= Exercise description =
Make an exact copy of the entries that come next.

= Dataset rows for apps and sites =
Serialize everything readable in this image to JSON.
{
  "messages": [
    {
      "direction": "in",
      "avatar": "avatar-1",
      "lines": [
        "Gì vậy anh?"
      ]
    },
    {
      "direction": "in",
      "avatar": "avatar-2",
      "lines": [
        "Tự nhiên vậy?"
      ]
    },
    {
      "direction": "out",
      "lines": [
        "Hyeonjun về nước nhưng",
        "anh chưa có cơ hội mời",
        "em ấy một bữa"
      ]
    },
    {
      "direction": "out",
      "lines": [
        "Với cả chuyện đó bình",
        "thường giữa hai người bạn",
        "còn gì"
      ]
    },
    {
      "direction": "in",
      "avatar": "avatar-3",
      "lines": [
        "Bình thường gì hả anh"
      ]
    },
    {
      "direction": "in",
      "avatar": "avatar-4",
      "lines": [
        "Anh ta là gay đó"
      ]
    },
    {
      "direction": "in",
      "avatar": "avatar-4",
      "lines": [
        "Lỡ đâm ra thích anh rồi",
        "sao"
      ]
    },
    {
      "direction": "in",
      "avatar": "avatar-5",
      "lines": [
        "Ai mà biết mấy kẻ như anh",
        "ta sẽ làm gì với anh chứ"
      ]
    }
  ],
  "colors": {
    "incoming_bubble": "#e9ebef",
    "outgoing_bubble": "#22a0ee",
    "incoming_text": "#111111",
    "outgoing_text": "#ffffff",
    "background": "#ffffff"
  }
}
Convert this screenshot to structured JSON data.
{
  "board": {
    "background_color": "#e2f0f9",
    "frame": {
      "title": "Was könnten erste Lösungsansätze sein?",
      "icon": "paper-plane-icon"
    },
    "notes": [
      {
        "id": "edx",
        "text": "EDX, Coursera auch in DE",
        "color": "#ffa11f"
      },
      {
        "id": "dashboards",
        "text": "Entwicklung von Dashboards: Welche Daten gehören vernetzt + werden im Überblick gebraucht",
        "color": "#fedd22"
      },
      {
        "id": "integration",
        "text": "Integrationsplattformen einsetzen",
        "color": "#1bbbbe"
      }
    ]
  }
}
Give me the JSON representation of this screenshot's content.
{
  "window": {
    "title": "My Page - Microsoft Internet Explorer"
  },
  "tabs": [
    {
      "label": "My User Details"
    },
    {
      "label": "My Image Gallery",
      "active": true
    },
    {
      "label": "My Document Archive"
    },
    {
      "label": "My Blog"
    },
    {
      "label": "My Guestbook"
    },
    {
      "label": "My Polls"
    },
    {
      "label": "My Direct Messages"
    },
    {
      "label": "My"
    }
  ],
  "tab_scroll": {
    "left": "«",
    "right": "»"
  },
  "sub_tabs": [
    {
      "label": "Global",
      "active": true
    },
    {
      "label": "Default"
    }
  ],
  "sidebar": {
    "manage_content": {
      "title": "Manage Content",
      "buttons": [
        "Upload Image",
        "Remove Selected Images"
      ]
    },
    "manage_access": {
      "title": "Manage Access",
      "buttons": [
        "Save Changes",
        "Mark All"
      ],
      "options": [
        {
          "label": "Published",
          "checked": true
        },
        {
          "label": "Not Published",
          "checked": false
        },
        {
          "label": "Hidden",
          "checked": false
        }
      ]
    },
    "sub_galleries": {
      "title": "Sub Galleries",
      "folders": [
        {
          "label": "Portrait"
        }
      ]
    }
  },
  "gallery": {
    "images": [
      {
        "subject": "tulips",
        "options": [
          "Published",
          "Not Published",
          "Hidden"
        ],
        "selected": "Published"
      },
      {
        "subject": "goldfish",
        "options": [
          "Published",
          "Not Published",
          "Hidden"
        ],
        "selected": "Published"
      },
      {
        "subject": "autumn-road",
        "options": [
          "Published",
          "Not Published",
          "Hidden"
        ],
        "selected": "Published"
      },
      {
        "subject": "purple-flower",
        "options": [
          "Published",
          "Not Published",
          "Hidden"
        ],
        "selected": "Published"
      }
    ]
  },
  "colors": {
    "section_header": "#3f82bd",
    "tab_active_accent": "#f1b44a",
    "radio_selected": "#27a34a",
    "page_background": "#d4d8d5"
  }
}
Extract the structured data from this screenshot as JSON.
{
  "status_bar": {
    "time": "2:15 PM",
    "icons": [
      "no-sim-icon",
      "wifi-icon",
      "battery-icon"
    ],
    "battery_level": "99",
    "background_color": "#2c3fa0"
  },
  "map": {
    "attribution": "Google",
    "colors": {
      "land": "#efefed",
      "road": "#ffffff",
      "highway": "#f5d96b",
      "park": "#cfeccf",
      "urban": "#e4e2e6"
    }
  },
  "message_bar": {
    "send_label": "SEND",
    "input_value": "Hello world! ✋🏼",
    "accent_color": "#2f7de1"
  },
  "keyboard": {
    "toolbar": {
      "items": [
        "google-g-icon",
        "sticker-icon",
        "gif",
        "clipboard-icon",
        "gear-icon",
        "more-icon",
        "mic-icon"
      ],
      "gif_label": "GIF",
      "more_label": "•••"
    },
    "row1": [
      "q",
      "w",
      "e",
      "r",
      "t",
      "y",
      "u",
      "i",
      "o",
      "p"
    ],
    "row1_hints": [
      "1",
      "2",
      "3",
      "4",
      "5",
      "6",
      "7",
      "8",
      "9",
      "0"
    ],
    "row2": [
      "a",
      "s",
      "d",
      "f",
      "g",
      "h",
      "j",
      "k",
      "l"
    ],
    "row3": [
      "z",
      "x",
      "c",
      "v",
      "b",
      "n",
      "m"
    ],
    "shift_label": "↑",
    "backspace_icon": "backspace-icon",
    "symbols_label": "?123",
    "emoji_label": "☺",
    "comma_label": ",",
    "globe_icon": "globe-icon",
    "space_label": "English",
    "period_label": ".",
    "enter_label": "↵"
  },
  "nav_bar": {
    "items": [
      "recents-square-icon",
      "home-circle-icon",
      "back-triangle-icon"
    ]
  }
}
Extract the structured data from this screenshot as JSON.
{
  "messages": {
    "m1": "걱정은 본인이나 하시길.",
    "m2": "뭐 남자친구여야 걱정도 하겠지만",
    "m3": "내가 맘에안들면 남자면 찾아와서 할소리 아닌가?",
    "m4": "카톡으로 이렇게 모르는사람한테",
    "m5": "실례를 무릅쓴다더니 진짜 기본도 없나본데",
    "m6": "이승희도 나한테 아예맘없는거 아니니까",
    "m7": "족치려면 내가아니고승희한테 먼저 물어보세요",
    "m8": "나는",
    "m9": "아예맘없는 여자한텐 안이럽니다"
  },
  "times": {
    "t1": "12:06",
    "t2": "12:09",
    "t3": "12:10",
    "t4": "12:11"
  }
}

= Output of the task =
Serialize everything readable in this image to JSON.
{
  "messages": [
    {
      "direction": "in",
      "avatar": "avatar-1",
      "lines": [
        "Gì vậy anh?"
      ]
    },
    {
      "direction": "in",
      "avatar": "avatar-2",
      "lines": [
        "Tự nhiên vậy?"
      ]
    },
    {
      "direction": "out",
      "lines": [
        "Hyeonjun về nước nhưng",
        "anh chưa có cơ hội mời",
        "em ấy một bữa"
      ]
    },
    {
      "direction": "out",
      "lines": [
        "Với cả chuyện đó bình",
        "thường giữa hai người bạn",
        "còn gì"
      ]
    },
    {
      "direction": "in",
      "avatar": "avatar-3",
      "lines": [
        "Bình thường gì hả anh"
      ]
    },
    {
      "direction": "in",
      "avatar": "avatar-4",
      "lines": [
        "Anh ta là gay đó"
      ]
    },
    {
      "direction": "in",
      "avatar": "avatar-4",
      "lines": [
        "Lỡ đâm ra thích anh rồi",
        "sao"
      ]
    },
    {
      "direction": "in",
      "avatar": "avatar-5",
      "lines": [
        "Ai mà biết mấy kẻ như anh",
        "ta sẽ làm gì với anh chứ"
      ]
    }
  ],
  "colors": {
    "incoming_bubble": "#e9ebef",
    "outgoing_bubble": "#22a0ee",
    "incoming_text": "#111111",
    "outgoing_text": "#ffffff",
    "background": "#ffffff"
  }
}
Convert this screenshot to structured JSON data.
{
  "board": {
    "background_color": "#e2f0f9",
    "frame": {
      "title": "Was könnten erste Lösungsansätze sein?",
      "icon": "paper-plane-icon"
    },
    "notes": [
      {
        "id": "edx",
        "text": "EDX, Coursera auch in DE",
        "color": "#ffa11f"
      },
      {
        "id": "dashboards",
        "text": "Entwicklung von Dashboards: Welche Daten gehören vernetzt + werden im Überblick gebraucht",
        "color": "#fedd22"
      },
      {
        "id": "integration",
        "text": "Integrationsplattformen einsetzen",
        "color": "#1bbbbe"
      }
    ]
  }
}
Give me the JSON representation of this screenshot's content.
{
  "window": {
    "title": "My Page - Microsoft Internet Explorer"
  },
  "tabs": [
    {
      "label": "My User Details"
    },
    {
      "label": "My Image Gallery",
      "active": true
    },
    {
      "label": "My Document Archive"
    },
    {
      "label": "My Blog"
    },
    {
      "label": "My Guestbook"
    },
    {
      "label": "My Polls"
    },
    {
      "label": "My Direct Messages"
    },
    {
      "label": "My"
    }
  ],
  "tab_scroll": {
    "left": "«",
    "right": "»"
  },
  "sub_tabs": [
    {
      "label": "Global",
      "active": true
    },
    {
      "label": "Default"
    }
  ],
  "sidebar": {
    "manage_content": {
      "title": "Manage Content",
      "buttons": [
        "Upload Image",
        "Remove Selected Images"
      ]
    },
    "manage_access": {
      "title": "Manage Access",
      "buttons": [
        "Save Changes",
        "Mark All"
      ],
      "options": [
        {
          "label": "Published",
          "checked": true
        },
        {
          "label": "Not Published",
          "checked": false
        },
        {
          "label": "Hidden",
          "checked": false
        }
      ]
    },
    "sub_galleries": {
      "title": "Sub Galleries",
      "folders": [
        {
          "label": "Portrait"
        }
      ]
    }
  },
  "gallery": {
    "images": [
      {
        "subject": "tulips",
        "options": [
          "Published",
          "Not Published",
          "Hidden"
        ],
        "selected": "Published"
      },
      {
        "subject": "goldfish",
        "options": [
          "Published",
          "Not Published",
          "Hidden"
        ],
        "selected": "Published"
      },
      {
        "subject": "autumn-road",
        "options": [
          "Published",
          "Not Published",
          "Hidden"
        ],
        "selected": "Published"
      },
      {
        "subject": "purple-flower",
        "options": [
          "Published",
          "Not Published",
          "Hidden"
        ],
        "selected": "Published"
      }
    ]
  },
  "colors": {
    "section_header": "#3f82bd",
    "tab_active_accent": "#f1b44a",
    "radio_selected": "#27a34a",
    "page_background": "#d4d8d5"
  }
}
Extract the structured data from this screenshot as JSON.
{
  "status_bar": {
    "time": "2:15 PM",
    "icons": [
      "no-sim-icon",
      "wifi-icon",
      "battery-icon"
    ],
    "battery_level": "99",
    "background_color": "#2c3fa0"
  },
  "map": {
    "attribution": "Google",
    "colors": {
      "land": "#efefed",
      "road": "#ffffff",
      "highway": "#f5d96b",
      "park": "#cfeccf",
      "urban": "#e4e2e6"
    }
  },
  "message_bar": {
    "send_label": "SEND",
    "input_value": "Hello world! ✋🏼",
    "accent_color": "#2f7de1"
  },
  "keyboard": {
    "toolbar": {
      "items": [
        "google-g-icon",
        "sticker-icon",
        "gif",
        "clipboard-icon",
        "gear-icon",
        "more-icon",
        "mic-icon"
      ],
      "gif_label": "GIF",
      "more_label": "•••"
    },
    "row1": [
      "q",
      "w",
      "e",
      "r",
      "t",
      "y",
      "u",
      "i",
      "o",
      "p"
    ],
    "row1_hints": [
      "1",
      "2",
      "3",
      "4",
      "5",
      "6",
      "7",
      "8",
      "9",
      "0"
    ],
    "row2": [
      "a",
      "s",
      "d",
      "f",
      "g",
      "h",
      "j",
      "k",
      "l"
    ],
    "row3": [
      "z",
      "x",
      "c",
      "v",
      "b",
      "n",
      "m"
    ],
    "shift_label": "↑",
    "backspace_icon": "backspace-icon",
    "symbols_label": "?123",
    "emoji_label": "☺",
    "comma_label": ",",
    "globe_icon": "globe-icon",
    "space_label": "English",
    "period_label": ".",
    "enter_label": "↵"
  },
  "nav_bar": {
    "items": [
      "recents-square-icon",
      "home-circle-icon",
      "back-triangle-icon"
    ]
  }
}
Extract the structured data from this screenshot as JSON.
{
  "messages": {
    "m1": "걱정은 본인이나 하시길.",
    "m2": "뭐 남자친구여야 걱정도 하겠지만",
    "m3": "내가 맘에안들면 남자면 찾아와서 할소리 아닌가?",
    "m4": "카톡으로 이렇게 모르는사람한테",
    "m5": "실례를 무릅쓴다더니 진짜 기본도 없나본데",
    "m6": "이승희도 나한테 아예맘없는거 아니니까",
    "m7": "족치려면 내가아니고승희한테 먼저 물어보세요",
    "m8": "나는",
    "m9": "아예맘없는 여자한텐 안이럽니다"
  },
  "times": {
    "t1": "12:06",
    "t2": "12:09",
    "t3": "12:10",
    "t4": "12:11"
  }
}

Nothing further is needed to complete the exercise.